Instructions to follow:
Would you repeat the whole listing exactly, pictures excluded?

Records for the exercise:

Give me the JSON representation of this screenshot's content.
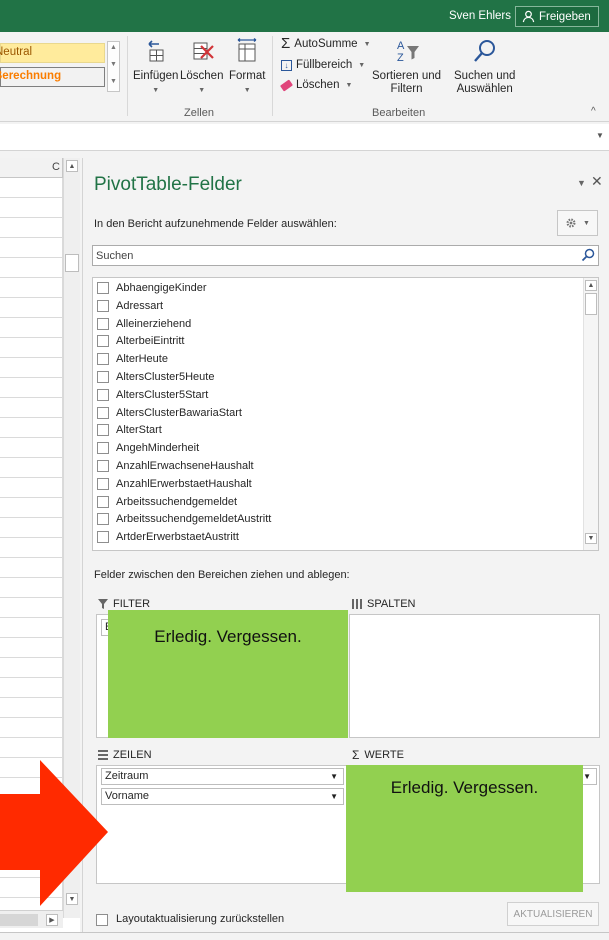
{
  "titlebar": {
    "user": "Sven Ehlers",
    "share_label": "Freigeben"
  },
  "ribbon": {
    "styles": {
      "neutral": "Neutral",
      "calculation": "Berechnung"
    },
    "cells_group": {
      "label": "Zellen",
      "insert": "Einfügen",
      "delete": "Löschen",
      "format": "Format"
    },
    "editing_group": {
      "label": "Bearbeiten",
      "autosum": "AutoSumme",
      "fill": "Füllbereich",
      "clear": "Löschen",
      "sort_filter_line1": "Sortieren und",
      "sort_filter_line2": "Filtern",
      "find_select_line1": "Suchen und",
      "find_select_line2": "Auswählen"
    }
  },
  "sheet": {
    "visible_column": "C"
  },
  "pivot": {
    "title": "PivotTable-Felder",
    "choose_label": "In den Bericht aufzunehmende Felder auswählen:",
    "search_placeholder": "Suchen",
    "fields": [
      "AbhaengigeKinder",
      "Adressart",
      "Alleinerziehend",
      "AlterbeiEintritt",
      "AlterHeute",
      "AltersCluster5Heute",
      "AltersCluster5Start",
      "AltersClusterBawariaStart",
      "AlterStart",
      "AngehMinderheit",
      "AnzahlErwachseneHaushalt",
      "AnzahlErwerbstaetHaushalt",
      "Arbeitssuchendgemeldet",
      "ArbeitssuchendgemeldetAustritt",
      "ArtderErwerbstaetAustritt"
    ],
    "drag_label": "Felder zwischen den Bereichen ziehen und ablegen:",
    "areas": {
      "filter": {
        "label": "FILTER",
        "partial_field": "E"
      },
      "columns": {
        "label": "SPALTEN"
      },
      "rows": {
        "label": "ZEILEN",
        "fields": [
          "Zeitraum",
          "Vorname"
        ]
      },
      "values": {
        "label": "WERTE"
      }
    },
    "defer_label": "Layoutaktualisierung zurückstellen",
    "update_label": "AKTUALISIEREN"
  },
  "annotations": {
    "note_filter": "Erledig. Vergessen.",
    "note_values": "Erledig. Vergessen."
  },
  "colors": {
    "accent": "#217346",
    "note_green": "#92d050",
    "arrow_red": "#ff2a00"
  },
  "icons": [
    "user-icon",
    "insert-cells-icon",
    "delete-cells-icon",
    "format-cells-icon",
    "autosum-icon",
    "fill-icon",
    "eraser-icon",
    "sort-filter-icon",
    "search-icon",
    "gear-icon",
    "close-icon",
    "filter-icon",
    "columns-icon",
    "rows-icon",
    "sigma-icon",
    "arrow"
  ]
}
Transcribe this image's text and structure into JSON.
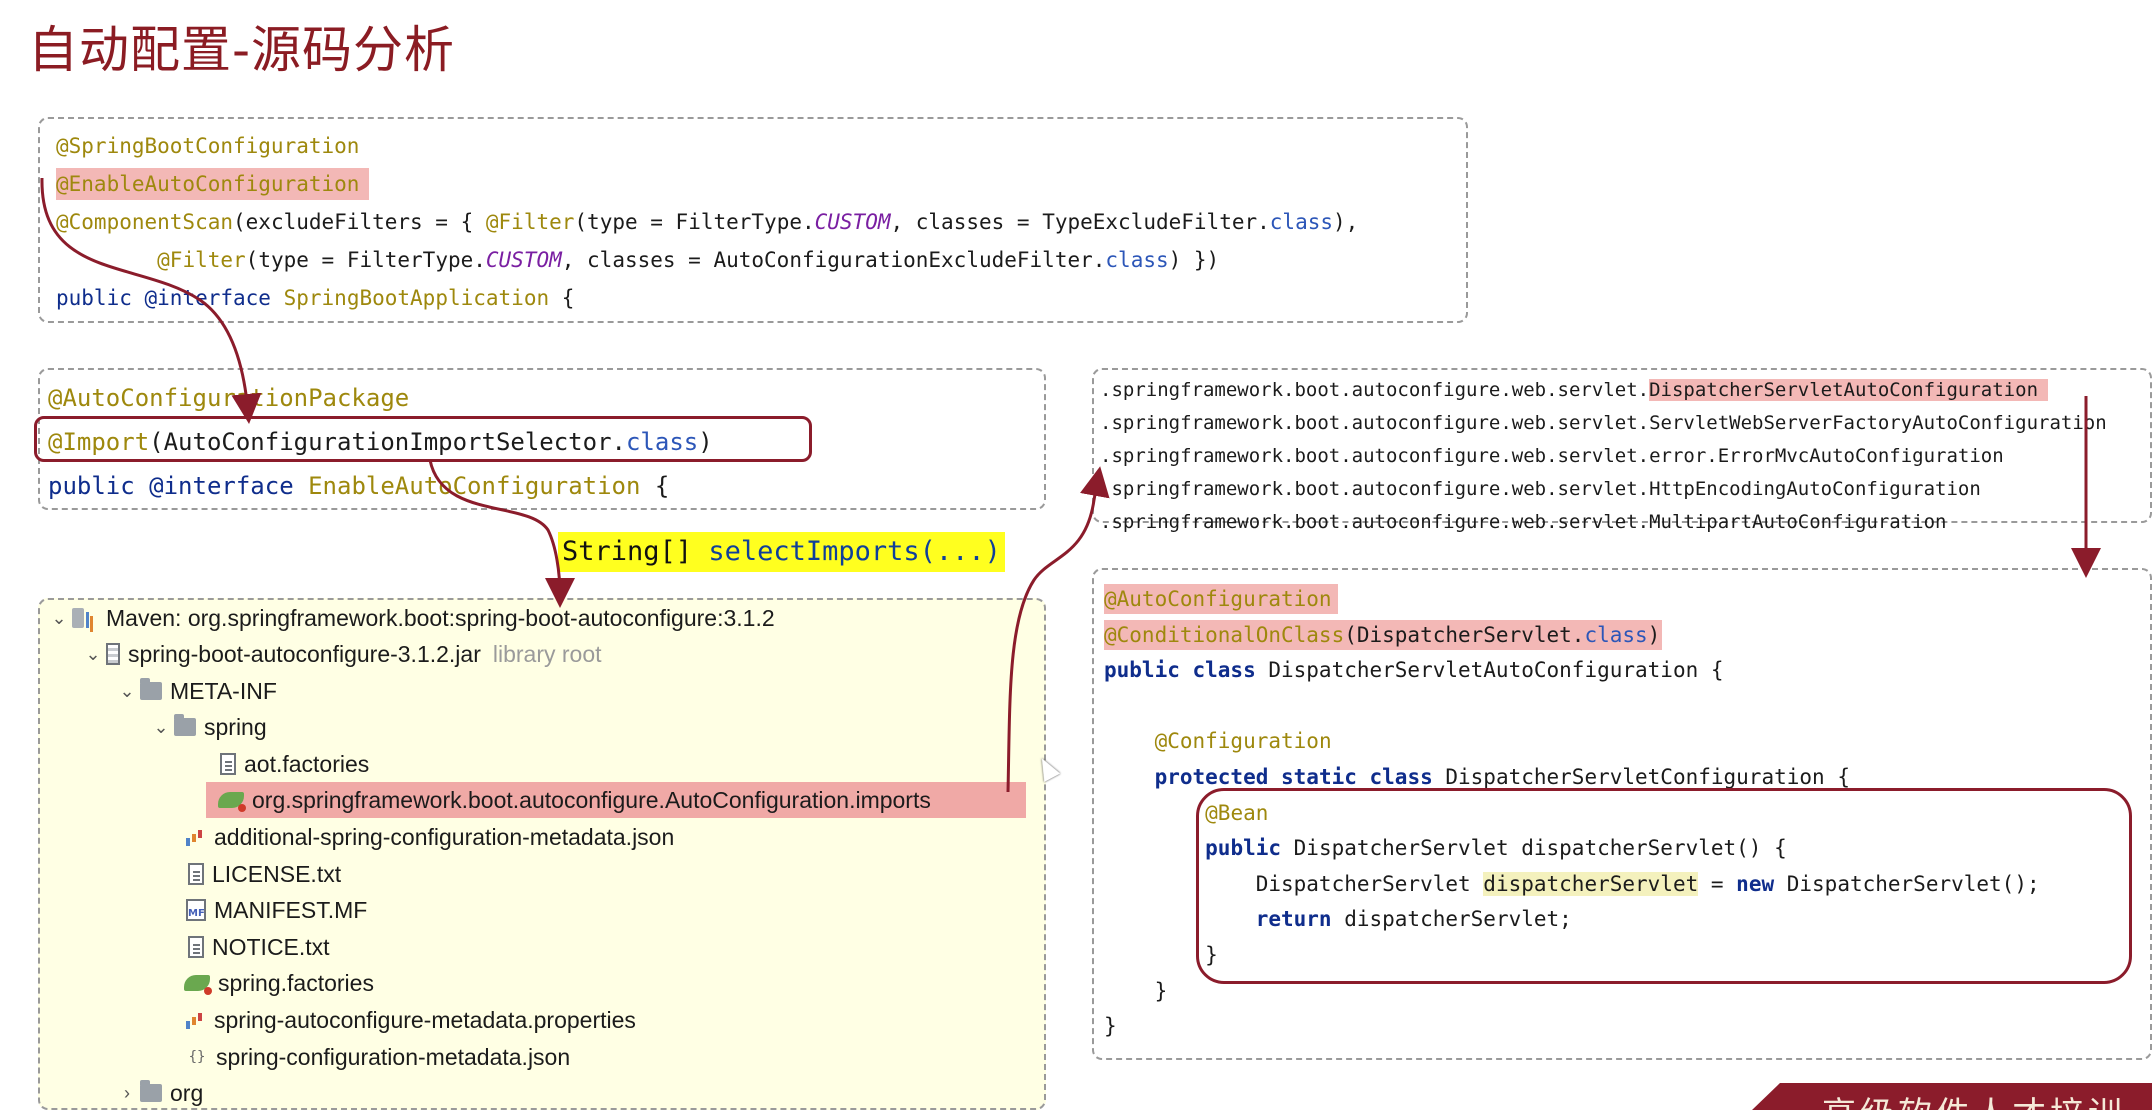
{
  "page": {
    "title": "自动配置-源码分析"
  },
  "springBootApp": {
    "line1": "@SpringBootConfiguration",
    "line2": "@EnableAutoConfiguration",
    "line3_ann": "@ComponentScan",
    "line3_a": "(excludeFilters = { ",
    "line3_filter": "@Filter",
    "line3_b": "(type = FilterType.",
    "line3_custom": "CUSTOM",
    "line3_c": ", classes = TypeExcludeFilter.",
    "line3_class": "class",
    "line3_d": "),",
    "line4_filter": "@Filter",
    "line4_a": "(type = FilterType.",
    "line4_custom": "CUSTOM",
    "line4_b": ", classes = AutoConfigurationExcludeFilter.",
    "line4_class": "class",
    "line4_c": ") })",
    "line5_public": "public",
    "line5_iface": "@interface",
    "line5_name": "SpringBootApplication",
    "line5_brace": " {"
  },
  "enableAuto": {
    "line1": "@AutoConfigurationPackage",
    "line2_ann": "@Import",
    "line2_a": "(AutoConfigurationImportSelector.",
    "line2_class": "class",
    "line2_b": ")",
    "line3_public": "public",
    "line3_iface": "@interface",
    "line3_name": "EnableAutoConfiguration",
    "line3_brace": " {"
  },
  "selectImports": {
    "type": "String[] ",
    "method": "selectImports(...)"
  },
  "importsList": [
    {
      "prefix": ".springframework.boot.autoconfigure.web.servlet.",
      "name": "DispatcherServletAutoConfiguration"
    },
    {
      "prefix": ".springframework.boot.autoconfigure.web.servlet.",
      "name": "ServletWebServerFactoryAutoConfiguration"
    },
    {
      "prefix": ".springframework.boot.autoconfigure.web.servlet.",
      "name": "error.ErrorMvcAutoConfiguration"
    },
    {
      "prefix": ".springframework.boot.autoconfigure.web.servlet.",
      "name": "HttpEncodingAutoConfiguration"
    },
    {
      "prefix": ".springframework.boot.autoconfigure.web.servlet.",
      "name": "MultipartAutoConfiguration"
    }
  ],
  "dispatcherCode": {
    "l1": "@AutoConfiguration",
    "l2_ann": "@ConditionalOnClass",
    "l2_a": "(DispatcherServlet.",
    "l2_class": "class",
    "l2_b": ")",
    "l3_kw": "public class",
    "l3_rest": " DispatcherServletAutoConfiguration {",
    "l5": "@Configuration",
    "l6_kw": "protected static class",
    "l6_rest": " DispatcherServletConfiguration {",
    "l7": "@Bean",
    "l8_kw": "public",
    "l8_rest": " DispatcherServlet dispatcherServlet() {",
    "l9_a": "DispatcherServlet ",
    "l9_var": "dispatcherServlet",
    "l9_b": " = ",
    "l9_new": "new",
    "l9_c": " DispatcherServlet();",
    "l10_kw": "return",
    "l10_rest": " dispatcherServlet;",
    "l11": "}",
    "l12": "}",
    "l13": "}"
  },
  "tree": [
    {
      "name": "Maven: org.springframework.boot:spring-boot-autoconfigure:3.1.2",
      "extra": ""
    },
    {
      "name": "spring-boot-autoconfigure-3.1.2.jar",
      "extra": "library root"
    },
    {
      "name": "META-INF",
      "extra": ""
    },
    {
      "name": "spring",
      "extra": ""
    },
    {
      "name": "aot.factories",
      "extra": ""
    },
    {
      "name": "org.springframework.boot.autoconfigure.AutoConfiguration.imports",
      "extra": ""
    },
    {
      "name": "additional-spring-configuration-metadata.json",
      "extra": ""
    },
    {
      "name": "LICENSE.txt",
      "extra": ""
    },
    {
      "name": "MANIFEST.MF",
      "extra": ""
    },
    {
      "name": "NOTICE.txt",
      "extra": ""
    },
    {
      "name": "spring.factories",
      "extra": ""
    },
    {
      "name": "spring-autoconfigure-metadata.properties",
      "extra": ""
    },
    {
      "name": "spring-configuration-metadata.json",
      "extra": ""
    },
    {
      "name": "org",
      "extra": ""
    }
  ],
  "icons": {
    "mf_badge": "MF",
    "json_badge": "{}"
  },
  "banner": {
    "text": "高级软件人才培训"
  },
  "colors": {
    "accent": "#8b1c23",
    "highlight": "#f3b8b6",
    "yellow": "#ffff1f",
    "treeBg": "#ffffe4"
  }
}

Problem solution:
Give me the JSON representation of this screenshot's content.
{
  "titlebar": {
    "user": "Sven Ehlers",
    "share_label": "Freigeben"
  },
  "ribbon": {
    "styles": {
      "neutral": "Neutral",
      "calculation": "Berechnung"
    },
    "cells_group": {
      "label": "Zellen",
      "insert": "Einfügen",
      "delete": "Löschen",
      "format": "Format"
    },
    "editing_group": {
      "label": "Bearbeiten",
      "autosum": "AutoSumme",
      "fill": "Füllbereich",
      "clear": "Löschen",
      "sort_filter_line1": "Sortieren und",
      "sort_filter_line2": "Filtern",
      "find_select_line1": "Suchen und",
      "find_select_line2": "Auswählen"
    }
  },
  "sheet": {
    "visible_column": "C"
  },
  "pivot": {
    "title": "PivotTable-Felder",
    "choose_label": "In den Bericht aufzunehmende Felder auswählen:",
    "search_placeholder": "Suchen",
    "fields": [
      "AbhaengigeKinder",
      "Adressart",
      "Alleinerziehend",
      "AlterbeiEintritt",
      "AlterHeute",
      "AltersCluster5Heute",
      "AltersCluster5Start",
      "AltersClusterBawariaStart",
      "AlterStart",
      "AngehMinderheit",
      "AnzahlErwachseneHaushalt",
      "AnzahlErwerbstaetHaushalt",
      "Arbeitssuchendgemeldet",
      "ArbeitssuchendgemeldetAustritt",
      "ArtderErwerbstaetAustritt"
    ],
    "drag_label": "Felder zwischen den Bereichen ziehen und ablegen:",
    "areas": {
      "filter": {
        "label": "FILTER",
        "partial_field": "E"
      },
      "columns": {
        "label": "SPALTEN"
      },
      "rows": {
        "label": "ZEILEN",
        "fields": [
          "Zeitraum",
          "Vorname"
        ]
      },
      "values": {
        "label": "WERTE"
      }
    },
    "defer_label": "Layoutaktualisierung zurückstellen",
    "update_label": "AKTUALISIEREN"
  },
  "annotations": {
    "note_filter": "Erledig. Vergessen.",
    "note_values": "Erledig. Vergessen."
  },
  "colors": {
    "accent": "#217346",
    "note_green": "#92d050",
    "arrow_red": "#ff2a00"
  },
  "icons": [
    "user-icon",
    "insert-cells-icon",
    "delete-cells-icon",
    "format-cells-icon",
    "autosum-icon",
    "fill-icon",
    "eraser-icon",
    "sort-filter-icon",
    "search-icon",
    "gear-icon",
    "close-icon",
    "filter-icon",
    "columns-icon",
    "rows-icon",
    "sigma-icon",
    "arrow"
  ]
}
Transcribe this image's text and structure into JSON.
{
  "page": {
    "title": "自动配置-源码分析"
  },
  "springBootApp": {
    "line1": "@SpringBootConfiguration",
    "line2": "@EnableAutoConfiguration",
    "line3_ann": "@ComponentScan",
    "line3_a": "(excludeFilters = { ",
    "line3_filter": "@Filter",
    "line3_b": "(type = FilterType.",
    "line3_custom": "CUSTOM",
    "line3_c": ", classes = TypeExcludeFilter.",
    "line3_class": "class",
    "line3_d": "),",
    "line4_filter": "@Filter",
    "line4_a": "(type = FilterType.",
    "line4_custom": "CUSTOM",
    "line4_b": ", classes = AutoConfigurationExcludeFilter.",
    "line4_class": "class",
    "line4_c": ") })",
    "line5_public": "public",
    "line5_iface": "@interface",
    "line5_name": "SpringBootApplication",
    "line5_brace": " {"
  },
  "enableAuto": {
    "line1": "@AutoConfigurationPackage",
    "line2_ann": "@Import",
    "line2_a": "(AutoConfigurationImportSelector.",
    "line2_class": "class",
    "line2_b": ")",
    "line3_public": "public",
    "line3_iface": "@interface",
    "line3_name": "EnableAutoConfiguration",
    "line3_brace": " {"
  },
  "selectImports": {
    "type": "String[] ",
    "method": "selectImports(...)"
  },
  "importsList": [
    {
      "prefix": ".springframework.boot.autoconfigure.web.servlet.",
      "name": "DispatcherServletAutoConfiguration"
    },
    {
      "prefix": ".springframework.boot.autoconfigure.web.servlet.",
      "name": "ServletWebServerFactoryAutoConfiguration"
    },
    {
      "prefix": ".springframework.boot.autoconfigure.web.servlet.",
      "name": "error.ErrorMvcAutoConfiguration"
    },
    {
      "prefix": ".springframework.boot.autoconfigure.web.servlet.",
      "name": "HttpEncodingAutoConfiguration"
    },
    {
      "prefix": ".springframework.boot.autoconfigure.web.servlet.",
      "name": "MultipartAutoConfiguration"
    }
  ],
  "dispatcherCode": {
    "l1": "@AutoConfiguration",
    "l2_ann": "@ConditionalOnClass",
    "l2_a": "(DispatcherServlet.",
    "l2_class": "class",
    "l2_b": ")",
    "l3_kw": "public class",
    "l3_rest": " DispatcherServletAutoConfiguration {",
    "l5": "@Configuration",
    "l6_kw": "protected static class",
    "l6_rest": " DispatcherServletConfiguration {",
    "l7": "@Bean",
    "l8_kw": "public",
    "l8_rest": " DispatcherServlet dispatcherServlet() {",
    "l9_a": "DispatcherServlet ",
    "l9_var": "dispatcherServlet",
    "l9_b": " = ",
    "l9_new": "new",
    "l9_c": " DispatcherServlet();",
    "l10_kw": "return",
    "l10_rest": " dispatcherServlet;",
    "l11": "}",
    "l12": "}",
    "l13": "}"
  },
  "tree": [
    {
      "name": "Maven: org.springframework.boot:spring-boot-autoconfigure:3.1.2",
      "extra": ""
    },
    {
      "name": "spring-boot-autoconfigure-3.1.2.jar",
      "extra": "library root"
    },
    {
      "name": "META-INF",
      "extra": ""
    },
    {
      "name": "spring",
      "extra": ""
    },
    {
      "name": "aot.factories",
      "extra": ""
    },
    {
      "name": "org.springframework.boot.autoconfigure.AutoConfiguration.imports",
      "extra": ""
    },
    {
      "name": "additional-spring-configuration-metadata.json",
      "extra": ""
    },
    {
      "name": "LICENSE.txt",
      "extra": ""
    },
    {
      "name": "MANIFEST.MF",
      "extra": ""
    },
    {
      "name": "NOTICE.txt",
      "extra": ""
    },
    {
      "name": "spring.factories",
      "extra": ""
    },
    {
      "name": "spring-autoconfigure-metadata.properties",
      "extra": ""
    },
    {
      "name": "spring-configuration-metadata.json",
      "extra": ""
    },
    {
      "name": "org",
      "extra": ""
    }
  ],
  "icons": {
    "mf_badge": "MF",
    "json_badge": "{}"
  },
  "banner": {
    "text": "高级软件人才培训"
  },
  "colors": {
    "accent": "#8b1c23",
    "highlight": "#f3b8b6",
    "yellow": "#ffff1f",
    "treeBg": "#ffffe4"
  }
}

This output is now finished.